App and web page records
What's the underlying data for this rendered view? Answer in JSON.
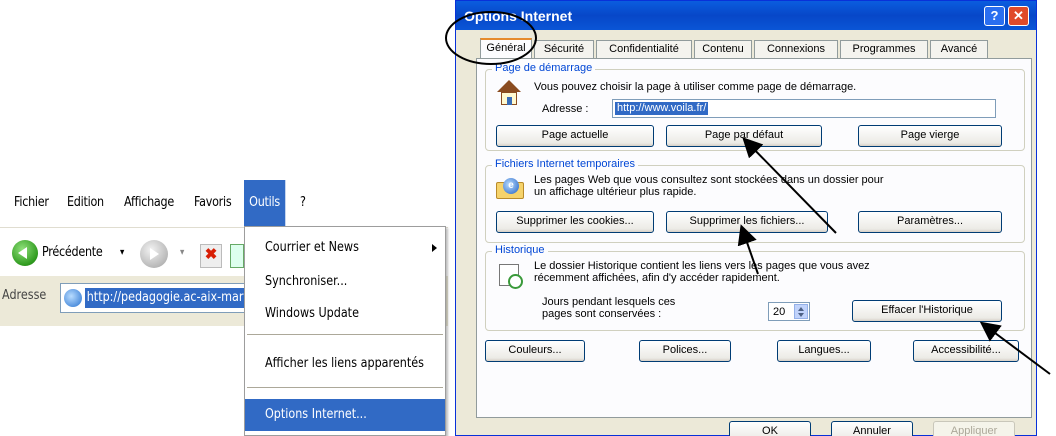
{
  "menubar": {
    "items": [
      "Fichier",
      "Edition",
      "Affichage",
      "Favoris",
      "Outils",
      "?"
    ]
  },
  "toolbar": {
    "back_label": "Précédente",
    "back_dropdown": "▾",
    "fwd_dropdown": "▾"
  },
  "addressbar": {
    "label": "Adresse",
    "url": "http://pedagogie.ac-aix-mars"
  },
  "tools_menu": {
    "items": [
      "Courrier et News",
      "Synchroniser...",
      "Windows Update",
      "Afficher les liens apparentés",
      "Options Internet..."
    ]
  },
  "dialog": {
    "title": "Options Internet",
    "help_btn": "?",
    "close_btn": "✕",
    "tabs": [
      "Général",
      "Sécurité",
      "Confidentialité",
      "Contenu",
      "Connexions",
      "Programmes",
      "Avancé"
    ],
    "home": {
      "title": "Page de démarrage",
      "desc": "Vous pouvez choisir la page à utiliser comme page de démarrage.",
      "address_label": "Adresse :",
      "address_value": "http://www.voila.fr/",
      "btn_current": "Page actuelle",
      "btn_default": "Page par défaut",
      "btn_blank": "Page vierge"
    },
    "temp": {
      "title": "Fichiers Internet temporaires",
      "desc_line1": "Les pages Web que vous consultez sont stockées dans un dossier pour",
      "desc_line2": "un affichage ultérieur plus rapide.",
      "btn_cookies": "Supprimer les cookies...",
      "btn_files": "Supprimer les fichiers...",
      "btn_settings": "Paramètres..."
    },
    "history": {
      "title": "Historique",
      "desc_line1": "Le dossier Historique contient les liens vers les pages que vous avez",
      "desc_line2": "récemment affichées, afin d'y accéder rapidement.",
      "days_line1": "Jours pendant lesquels ces",
      "days_line2": "pages sont conservées :",
      "days_value": "20",
      "btn_clear": "Effacer l'Historique"
    },
    "bottom_buttons": [
      "Couleurs...",
      "Polices...",
      "Langues...",
      "Accessibilité..."
    ],
    "footer_buttons": [
      "OK",
      "Annuler",
      "Appliquer"
    ]
  }
}
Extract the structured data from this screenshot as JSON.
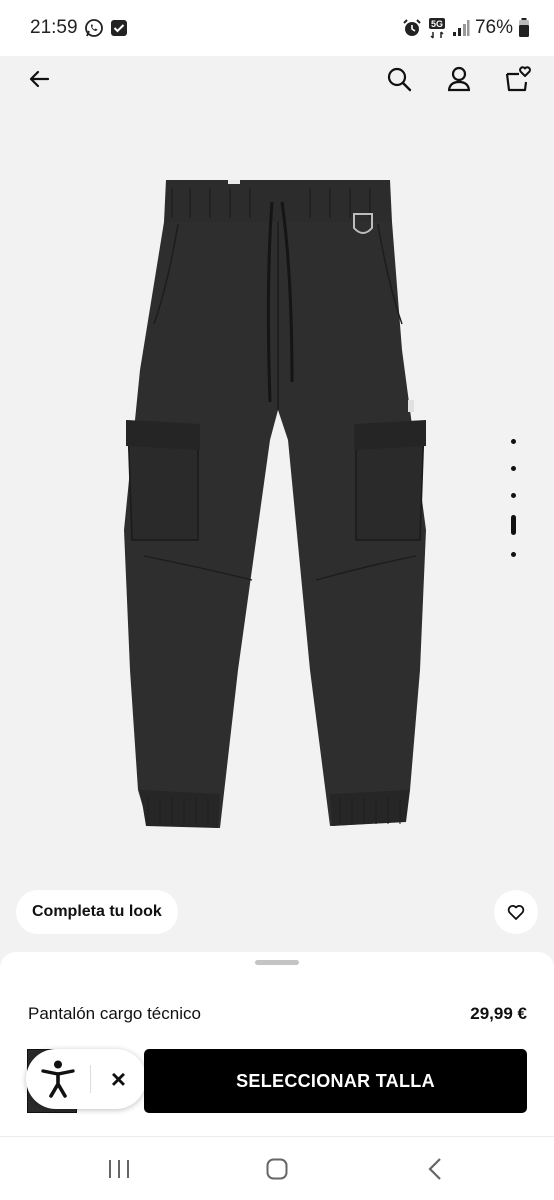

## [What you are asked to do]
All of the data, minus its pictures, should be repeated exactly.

## [Answer to this task]
What's the underlying data for this rendered view? Answer in JSON.
{
  "menubar": {
    "items": [
      "Fichier",
      "Edition",
      "Affichage",
      "Favoris",
      "Outils",
      "?"
    ]
  },
  "toolbar": {
    "back_label": "Précédente",
    "back_dropdown": "▾",
    "fwd_dropdown": "▾"
  },
  "addressbar": {
    "label": "Adresse",
    "url": "http://pedagogie.ac-aix-mars"
  },
  "tools_menu": {
    "items": [
      "Courrier et News",
      "Synchroniser...",
      "Windows Update",
      "Afficher les liens apparentés",
      "Options Internet..."
    ]
  },
  "dialog": {
    "title": "Options Internet",
    "help_btn": "?",
    "close_btn": "✕",
    "tabs": [
      "Général",
      "Sécurité",
      "Confidentialité",
      "Contenu",
      "Connexions",
      "Programmes",
      "Avancé"
    ],
    "home": {
      "title": "Page de démarrage",
      "desc": "Vous pouvez choisir la page à utiliser comme page de démarrage.",
      "address_label": "Adresse :",
      "address_value": "http://www.voila.fr/",
      "btn_current": "Page actuelle",
      "btn_default": "Page par défaut",
      "btn_blank": "Page vierge"
    },
    "temp": {
      "title": "Fichiers Internet temporaires",
      "desc_line1": "Les pages Web que vous consultez sont stockées dans un dossier pour",
      "desc_line2": "un affichage ultérieur plus rapide.",
      "btn_cookies": "Supprimer les cookies...",
      "btn_files": "Supprimer les fichiers...",
      "btn_settings": "Paramètres..."
    },
    "history": {
      "title": "Historique",
      "desc_line1": "Le dossier Historique contient les liens vers les pages que vous avez",
      "desc_line2": "récemment affichées, afin d'y accéder rapidement.",
      "days_line1": "Jours pendant lesquels ces",
      "days_line2": "pages sont conservées :",
      "days_value": "20",
      "btn_clear": "Effacer l'Historique"
    },
    "bottom_buttons": [
      "Couleurs...",
      "Polices...",
      "Langues...",
      "Accessibilité..."
    ],
    "footer_buttons": [
      "OK",
      "Annuler",
      "Appliquer"
    ]
  }
}
Extract the structured data from this screenshot as JSON.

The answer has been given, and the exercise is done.